• [What to work on]: Reproduce the entries exactly, but keep the pictures out of the copy.

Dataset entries
•••••
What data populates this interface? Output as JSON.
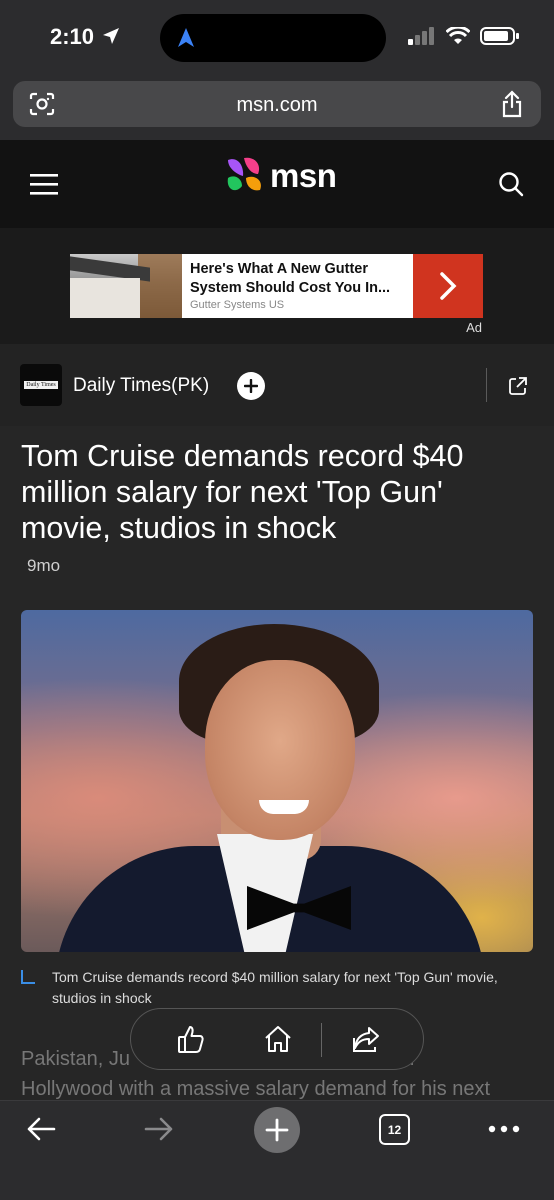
{
  "status_bar": {
    "time": "2:10"
  },
  "browser": {
    "url": "msn.com",
    "tab_count": "12"
  },
  "site": {
    "logo_text": "msn"
  },
  "ad": {
    "headline": "Here's What A New Gutter System Should Cost You In...",
    "sponsor": "Gutter Systems US",
    "label": "Ad"
  },
  "publisher": {
    "name": "Daily Times(PK)",
    "logo_text": "Daily Times"
  },
  "article": {
    "title": "Tom Cruise demands record $40 million salary for next 'Top Gun' movie, studios in shock",
    "age": "9mo",
    "caption": "Tom Cruise demands record $40 million salary for next 'Top Gun' movie, studios in shock",
    "body_line1": "Pakistan, Ju",
    "body_line1_end": "ed",
    "body_line2": "Hollywood with a massive salary demand for his next"
  },
  "icons": {
    "menu": "hamburger-icon",
    "search": "search-icon",
    "share": "share-icon",
    "like": "thumbs-up-icon",
    "home": "home-icon"
  },
  "colors": {
    "ad_cta": "#d0341f",
    "caption_accent": "#3a8ee6"
  }
}
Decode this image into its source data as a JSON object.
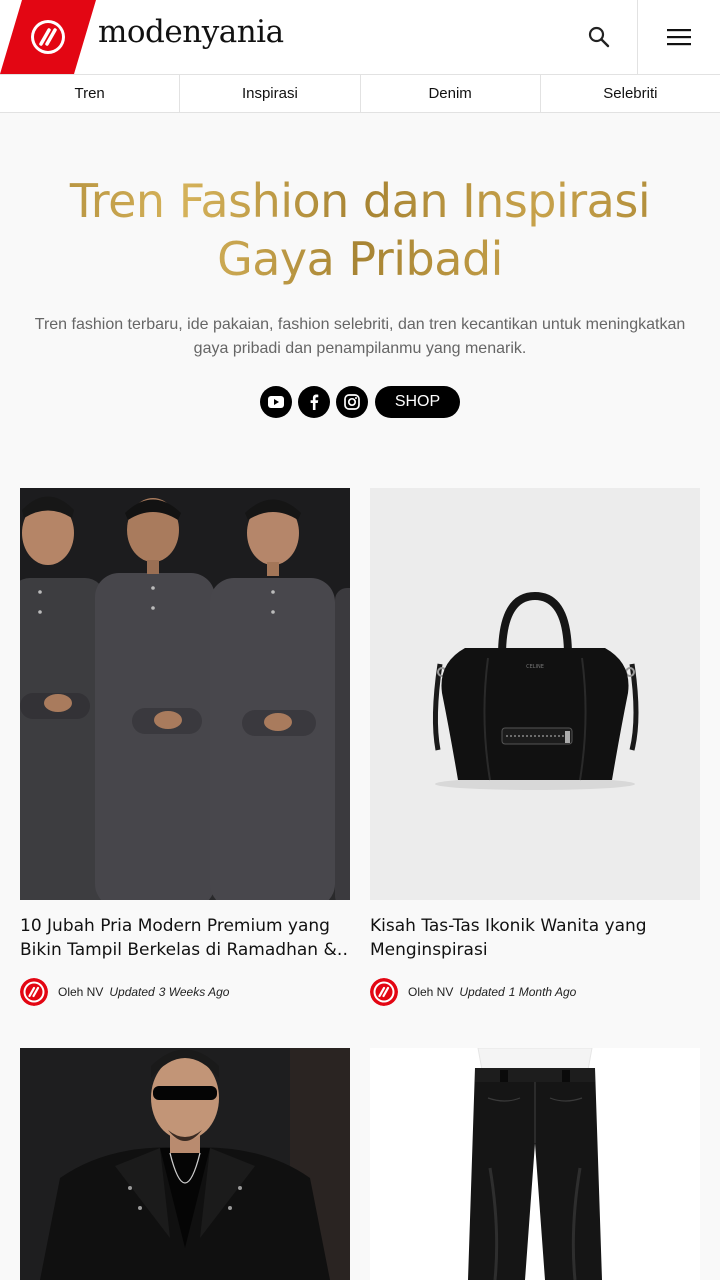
{
  "brand": {
    "name": "modenyania",
    "logo_color": "#e30613"
  },
  "nav": {
    "items": [
      "Tren",
      "Inspirasi",
      "Denim",
      "Selebriti"
    ]
  },
  "hero": {
    "title_line1": "Tren Fashion dan Inspirasi",
    "title_line2": "Gaya Pribadi",
    "description_line1": "Tren fashion terbaru, ide pakaian, fashion selebriti, dan tren kecantikan untuk meningkatkan",
    "description_line2": "gaya pribadi dan penampilanmu yang menarik.",
    "title_color": "#b8953f"
  },
  "social": {
    "icons": [
      "youtube-icon",
      "facebook-icon",
      "instagram-icon"
    ],
    "shop_label": "SHOP"
  },
  "articles": [
    {
      "title_line1": "10 Jubah Pria Modern Premium yang",
      "title_line2": "Bikin Tampil Berkelas di Ramadhan &…",
      "author": "Oleh NV",
      "updated_label": "Updated",
      "time": "3 Weeks Ago"
    },
    {
      "title_line1": "Kisah Tas-Tas Ikonik Wanita yang",
      "title_line2": "Menginspirasi",
      "author": "Oleh NV",
      "updated_label": "Updated",
      "time": "1 Month Ago"
    }
  ]
}
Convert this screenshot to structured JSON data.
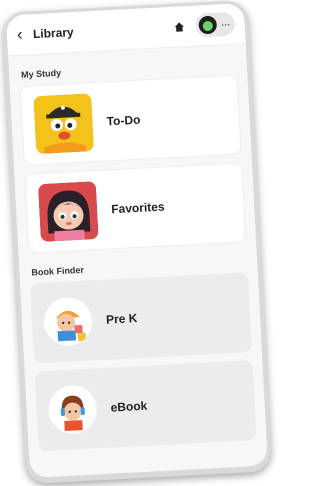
{
  "header": {
    "title": "Library",
    "back_icon": "chevron-left-icon",
    "home_icon": "home-icon",
    "more_label": "···"
  },
  "my_study": {
    "section_title": "My Study",
    "items": [
      {
        "label": "To-Do"
      },
      {
        "label": "Favorites"
      }
    ]
  },
  "book_finder": {
    "section_title": "Book Finder",
    "items": [
      {
        "label": "Pre K"
      },
      {
        "label": "eBook"
      }
    ]
  },
  "colors": {
    "todo_bg": "#f3c21b",
    "favorites_bg": "#d84a4c",
    "card_grey": "#ececee"
  }
}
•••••
• [Your solution]:
What data populates this interface? Output as JSON.
{
  "status_bar": {
    "time": "2:10"
  },
  "browser": {
    "url": "msn.com",
    "tab_count": "12"
  },
  "site": {
    "logo_text": "msn"
  },
  "ad": {
    "headline": "Here's What A New Gutter System Should Cost You In...",
    "sponsor": "Gutter Systems US",
    "label": "Ad"
  },
  "publisher": {
    "name": "Daily Times(PK)",
    "logo_text": "Daily Times"
  },
  "article": {
    "title": "Tom Cruise demands record $40 million salary for next 'Top Gun' movie, studios in shock",
    "age": "9mo",
    "caption": "Tom Cruise demands record $40 million salary for next 'Top Gun' movie, studios in shock",
    "body_line1": "Pakistan, Ju",
    "body_line1_end": "ed",
    "body_line2": "Hollywood with a massive salary demand for his next"
  },
  "icons": {
    "menu": "hamburger-icon",
    "search": "search-icon",
    "share": "share-icon",
    "like": "thumbs-up-icon",
    "home": "home-icon"
  },
  "colors": {
    "ad_cta": "#d0341f",
    "caption_accent": "#3a8ee6"
  }
}
Decode this image into its source data as a JSON object.
{
  "brand": {
    "name": "modenyania",
    "logo_color": "#e30613"
  },
  "nav": {
    "items": [
      "Tren",
      "Inspirasi",
      "Denim",
      "Selebriti"
    ]
  },
  "hero": {
    "title_line1": "Tren Fashion dan Inspirasi",
    "title_line2": "Gaya Pribadi",
    "description_line1": "Tren fashion terbaru, ide pakaian, fashion selebriti, dan tren kecantikan untuk meningkatkan",
    "description_line2": "gaya pribadi dan penampilanmu yang menarik.",
    "title_color": "#b8953f"
  },
  "social": {
    "icons": [
      "youtube-icon",
      "facebook-icon",
      "instagram-icon"
    ],
    "shop_label": "SHOP"
  },
  "articles": [
    {
      "title_line1": "10 Jubah Pria Modern Premium yang",
      "title_line2": "Bikin Tampil Berkelas di Ramadhan &…",
      "author": "Oleh NV",
      "updated_label": "Updated",
      "time": "3 Weeks Ago"
    },
    {
      "title_line1": "Kisah Tas-Tas Ikonik Wanita yang",
      "title_line2": "Menginspirasi",
      "author": "Oleh NV",
      "updated_label": "Updated",
      "time": "1 Month Ago"
    }
  ]
}
Convert this screenshot to structured JSON data.
{
  "header": {
    "title": "Library",
    "back_icon": "chevron-left-icon",
    "home_icon": "home-icon",
    "more_label": "···"
  },
  "my_study": {
    "section_title": "My Study",
    "items": [
      {
        "label": "To-Do"
      },
      {
        "label": "Favorites"
      }
    ]
  },
  "book_finder": {
    "section_title": "Book Finder",
    "items": [
      {
        "label": "Pre K"
      },
      {
        "label": "eBook"
      }
    ]
  },
  "colors": {
    "todo_bg": "#f3c21b",
    "favorites_bg": "#d84a4c",
    "card_grey": "#ececee"
  }
}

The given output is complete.